Spoiler alert: the female orgasm exists.

Believe it or not, men aren’t the only ones who can achieve the “big O.”

On Sept. 19 at 7 p.m. in the Slayter Auditorium, the Center for Women and Gender Action hosted the sixth annual I Love Female Orgasm. Sex educators Marshall Miller and Rachel Dart were greeted by an auditorium packed with students, all eager to learn all about the mysterious female orgasm.

The pair brought humorous sex puns, important sex information and pictures of vegetables that resembled male and female genitalia.

It’s safe to say that the event didn’t disappoint.

To kick off the event, students were shown the famous faking an orgasm scene from When Harry Met Sally.

The comedic aspects of this clip helped to loosen up the audience’s hesitations of talking about sex, which made it easier to have an honest, non-awkward conversation about women’s sexuality and their ability to have an orgasm.

Halfway through the program, the presenters divided up the audience into smaller groups to stimulate more candid conversations about sex.

The audience was grouped together by gender, but to ensure that every student was included, they also offered a third group option with no particular gender designation.

No one chose to participate in this group, but the inclusive gesture did not go unnoticed.

“This program keeps evolving to include all of us,” said Jasmin

Ruvalcaba ’18, a program assistant for CWGA. “It’s not exclusive, and that’s why I love it.”

Once in these smaller groups, the sex experts led discussions about the female orgasm through gendered perspectives to educate all genders about how to think about female sexuality.

The all-women group talked about how women are taught to navigate their sexualities, as well as different aspects of sex that could make it more

possible for them to have an orgasm.

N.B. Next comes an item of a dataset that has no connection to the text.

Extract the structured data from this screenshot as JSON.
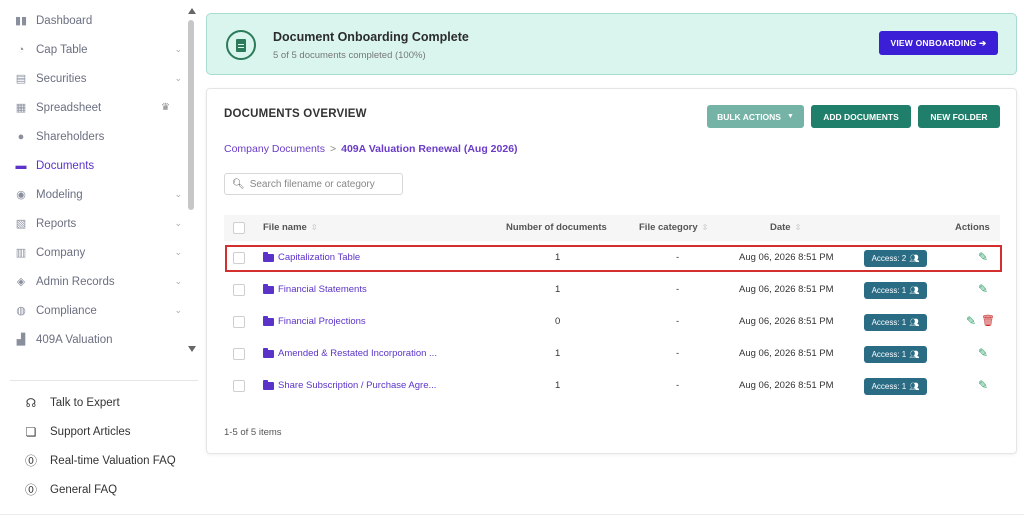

In the all-boy group, they discussed what they were taught about female sexuality and the type of behavior that would help a female partner to have an orgasm.

Using students’ preconceived notions about sex as talking points, the presenters took the time to address different subjects to educate students about sex, while also empowering them to take charge of their sexualities.

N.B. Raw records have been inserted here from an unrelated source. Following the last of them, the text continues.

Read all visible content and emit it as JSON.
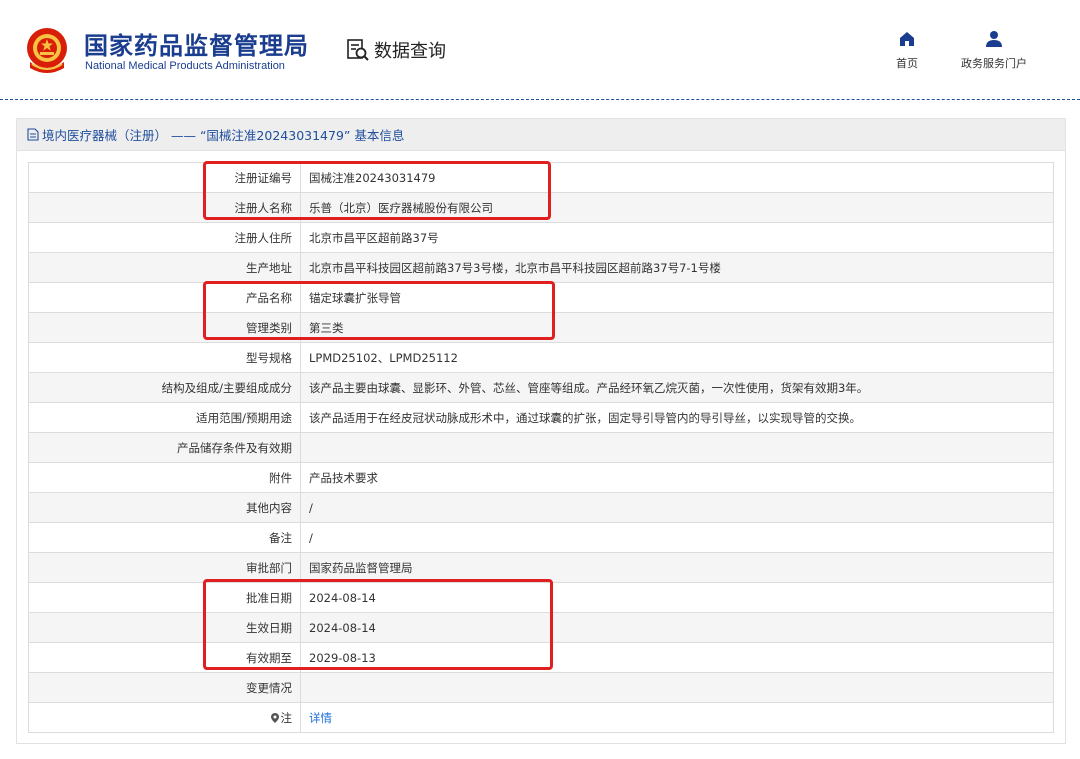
{
  "header": {
    "org_name_cn": "国家药品监督管理局",
    "org_name_en": "National Medical Products Administration",
    "query_label": "数据查询",
    "nav": [
      {
        "label": "首页",
        "icon": "home-icon"
      },
      {
        "label": "政务服务门户",
        "icon": "user-icon"
      }
    ]
  },
  "panel": {
    "title": "境内医疗器械（注册） —— “国械注准20243031479” 基本信息"
  },
  "rows": [
    {
      "key": "注册证编号",
      "value": "国械注准20243031479"
    },
    {
      "key": "注册人名称",
      "value": "乐普（北京）医疗器械股份有限公司"
    },
    {
      "key": "注册人住所",
      "value": "北京市昌平区超前路37号"
    },
    {
      "key": "生产地址",
      "value": "北京市昌平科技园区超前路37号3号楼，北京市昌平科技园区超前路37号7-1号楼"
    },
    {
      "key": "产品名称",
      "value": "锚定球囊扩张导管"
    },
    {
      "key": "管理类别",
      "value": "第三类"
    },
    {
      "key": "型号规格",
      "value": "LPMD25102、LPMD25112"
    },
    {
      "key": "结构及组成/主要组成成分",
      "value": "该产品主要由球囊、显影环、外管、芯丝、管座等组成。产品经环氧乙烷灭菌，一次性使用，货架有效期3年。"
    },
    {
      "key": "适用范围/预期用途",
      "value": "该产品适用于在经皮冠状动脉成形术中，通过球囊的扩张，固定导引导管内的导引导丝，以实现导管的交换。"
    },
    {
      "key": "产品储存条件及有效期",
      "value": ""
    },
    {
      "key": "附件",
      "value": "产品技术要求"
    },
    {
      "key": "其他内容",
      "value": "/"
    },
    {
      "key": "备注",
      "value": "/"
    },
    {
      "key": "审批部门",
      "value": "国家药品监督管理局"
    },
    {
      "key": "批准日期",
      "value": "2024-08-14"
    },
    {
      "key": "生效日期",
      "value": "2024-08-14"
    },
    {
      "key": "有效期至",
      "value": "2029-08-13"
    },
    {
      "key": "变更情况",
      "value": ""
    },
    {
      "key": "注",
      "value": "详情",
      "key_icon": "pin-icon"
    }
  ],
  "colors": {
    "brand_blue": "#1a3d8f",
    "link_blue": "#1a6ed8",
    "highlight_red": "#e02020"
  }
}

Reflecting on the impact this program has on the students who attend, Makynzie Horvath ’18, a program assistant for the CWGA said, “It’s always nice to see newcomers come in and learn about female empowerment and about sexuality.”

Overall, this year’s I Love Female Orgasm event was a success.

Not only did it make talking about sex fun, it also increased students’ sexual awareness and opened the door to a more honest discussion that will help students make smart decisions when it comes to sex.

This is probably why the I Love Female Orgasm keeps coming back to Denison’s campus year after year.

Or maybe it’s because, as Miller said, “Denison loves female orgasms.”